** Records for the exercise follows **
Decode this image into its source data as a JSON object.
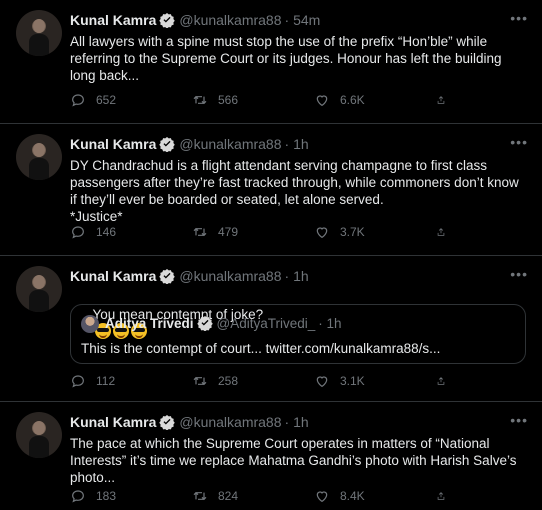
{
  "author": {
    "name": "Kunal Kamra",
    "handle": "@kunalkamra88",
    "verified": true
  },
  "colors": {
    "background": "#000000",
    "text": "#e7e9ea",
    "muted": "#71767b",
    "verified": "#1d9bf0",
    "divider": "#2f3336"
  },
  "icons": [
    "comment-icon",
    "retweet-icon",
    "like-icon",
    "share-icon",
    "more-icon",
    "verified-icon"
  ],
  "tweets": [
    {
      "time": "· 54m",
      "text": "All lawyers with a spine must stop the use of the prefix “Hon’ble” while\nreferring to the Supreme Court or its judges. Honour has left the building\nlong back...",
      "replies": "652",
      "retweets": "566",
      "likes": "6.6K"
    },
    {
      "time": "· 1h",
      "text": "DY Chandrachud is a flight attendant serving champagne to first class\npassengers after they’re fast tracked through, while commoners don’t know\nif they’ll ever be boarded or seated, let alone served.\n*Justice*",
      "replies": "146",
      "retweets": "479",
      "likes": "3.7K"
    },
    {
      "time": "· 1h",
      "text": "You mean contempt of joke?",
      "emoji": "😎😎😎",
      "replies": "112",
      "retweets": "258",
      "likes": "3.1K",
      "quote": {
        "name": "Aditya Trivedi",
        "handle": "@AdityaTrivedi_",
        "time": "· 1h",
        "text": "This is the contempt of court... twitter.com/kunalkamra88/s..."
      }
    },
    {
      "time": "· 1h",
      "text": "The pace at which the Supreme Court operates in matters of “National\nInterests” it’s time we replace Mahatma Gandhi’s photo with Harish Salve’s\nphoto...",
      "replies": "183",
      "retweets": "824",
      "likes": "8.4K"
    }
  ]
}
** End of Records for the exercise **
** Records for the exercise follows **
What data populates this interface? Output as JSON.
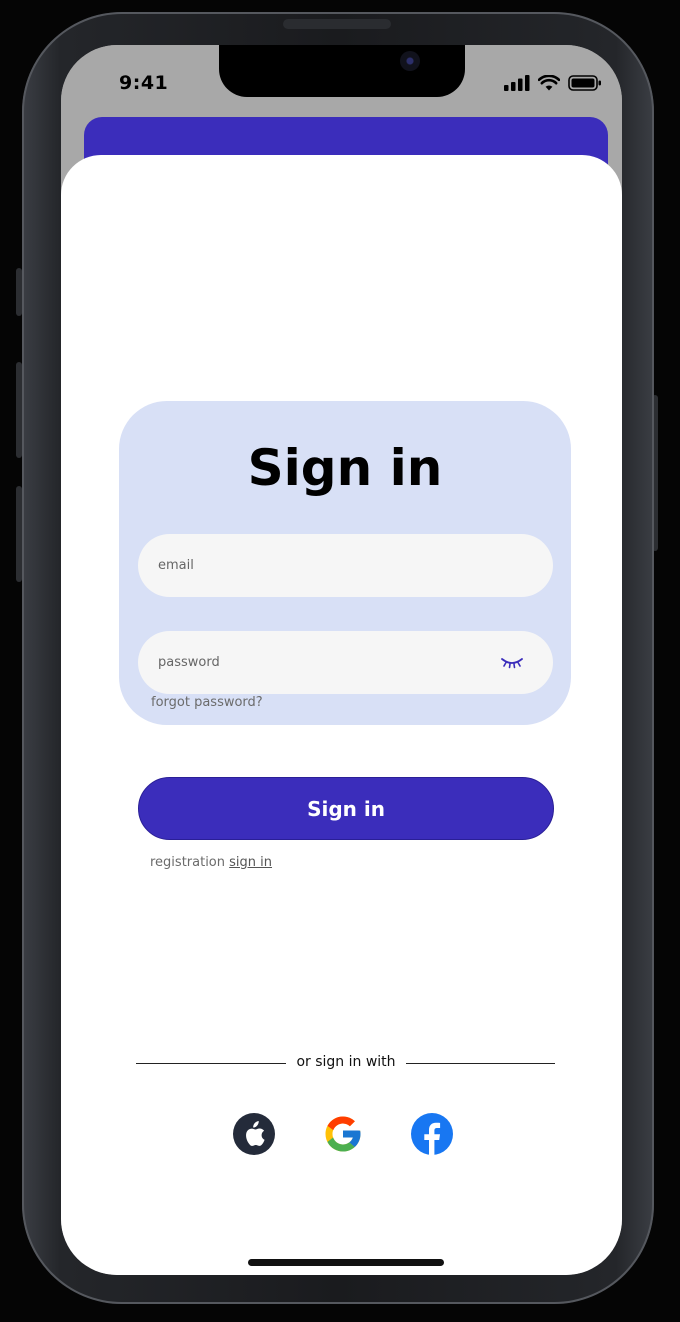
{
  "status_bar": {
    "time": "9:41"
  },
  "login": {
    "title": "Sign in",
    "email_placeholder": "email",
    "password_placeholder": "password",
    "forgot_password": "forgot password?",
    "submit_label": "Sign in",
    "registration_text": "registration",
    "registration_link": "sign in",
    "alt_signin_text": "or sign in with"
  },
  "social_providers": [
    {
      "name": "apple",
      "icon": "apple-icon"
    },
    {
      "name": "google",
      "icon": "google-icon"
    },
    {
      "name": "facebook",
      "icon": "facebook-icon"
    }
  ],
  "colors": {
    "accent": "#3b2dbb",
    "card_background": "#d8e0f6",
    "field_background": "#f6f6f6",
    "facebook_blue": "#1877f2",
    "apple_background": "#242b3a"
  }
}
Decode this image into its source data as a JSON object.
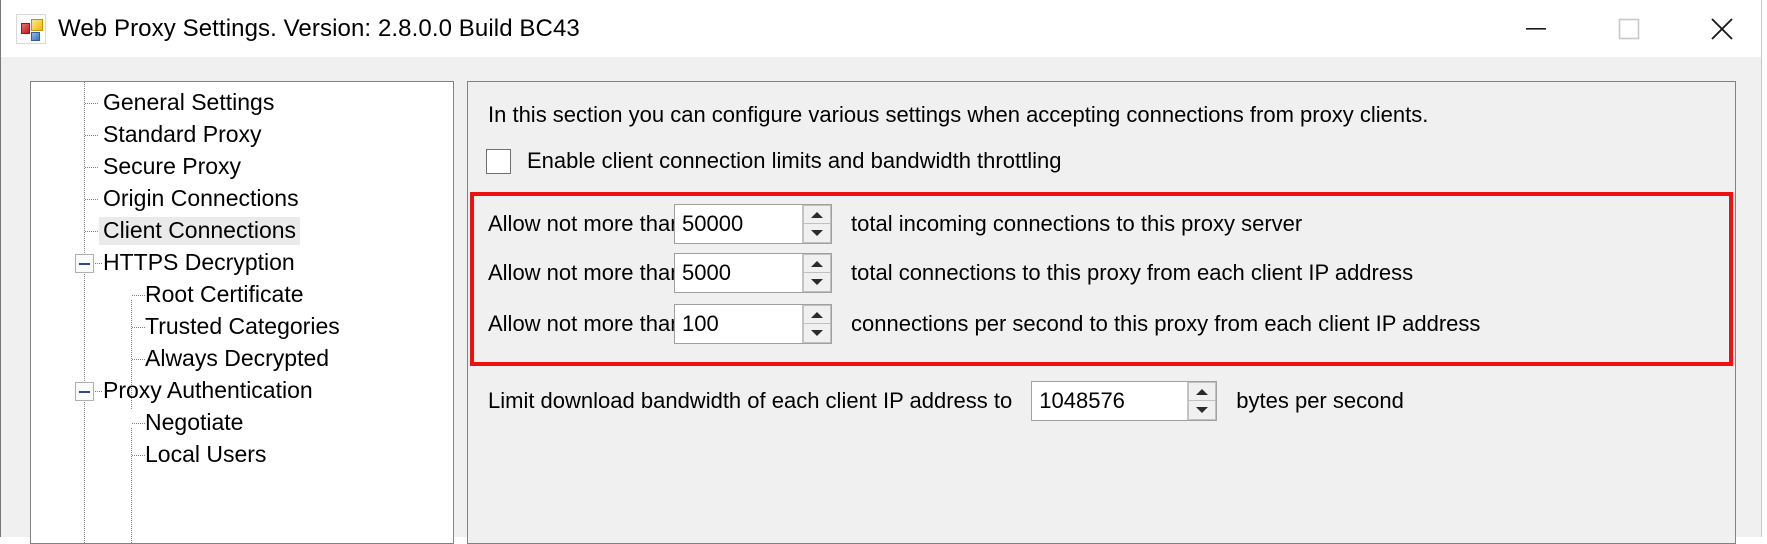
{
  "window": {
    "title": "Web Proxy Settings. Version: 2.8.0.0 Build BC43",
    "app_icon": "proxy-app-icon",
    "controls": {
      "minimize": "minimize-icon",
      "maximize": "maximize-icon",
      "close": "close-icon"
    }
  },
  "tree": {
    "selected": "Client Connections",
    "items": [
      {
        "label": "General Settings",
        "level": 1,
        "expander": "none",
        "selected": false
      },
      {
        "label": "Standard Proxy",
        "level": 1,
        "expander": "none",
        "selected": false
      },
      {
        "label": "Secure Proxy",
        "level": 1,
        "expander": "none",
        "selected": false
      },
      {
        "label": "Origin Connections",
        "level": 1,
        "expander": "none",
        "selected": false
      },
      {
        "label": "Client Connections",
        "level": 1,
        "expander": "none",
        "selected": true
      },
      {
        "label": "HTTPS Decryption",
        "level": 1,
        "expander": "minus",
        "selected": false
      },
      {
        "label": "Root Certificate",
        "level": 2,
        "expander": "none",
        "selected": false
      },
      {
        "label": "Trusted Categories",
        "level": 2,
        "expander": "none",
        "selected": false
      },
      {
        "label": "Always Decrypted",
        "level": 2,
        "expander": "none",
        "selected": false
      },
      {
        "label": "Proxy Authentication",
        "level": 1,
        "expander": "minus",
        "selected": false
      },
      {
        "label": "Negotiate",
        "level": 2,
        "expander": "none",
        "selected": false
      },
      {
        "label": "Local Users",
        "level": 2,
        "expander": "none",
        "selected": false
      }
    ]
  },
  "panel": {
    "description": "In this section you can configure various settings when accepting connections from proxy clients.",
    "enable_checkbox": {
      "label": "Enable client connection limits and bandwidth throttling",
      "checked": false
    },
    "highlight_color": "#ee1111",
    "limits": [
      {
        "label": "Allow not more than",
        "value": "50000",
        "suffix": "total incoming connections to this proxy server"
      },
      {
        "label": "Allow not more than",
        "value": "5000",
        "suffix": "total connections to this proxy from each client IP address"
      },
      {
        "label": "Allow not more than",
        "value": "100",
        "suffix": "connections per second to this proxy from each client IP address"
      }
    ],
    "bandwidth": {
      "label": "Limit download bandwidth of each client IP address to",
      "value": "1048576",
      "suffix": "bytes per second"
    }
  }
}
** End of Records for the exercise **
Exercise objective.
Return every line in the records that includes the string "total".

Answer to this problem.
        "suffix": "total incoming connections to this proxy server"
        "suffix": "total connections to this proxy from each client IP address"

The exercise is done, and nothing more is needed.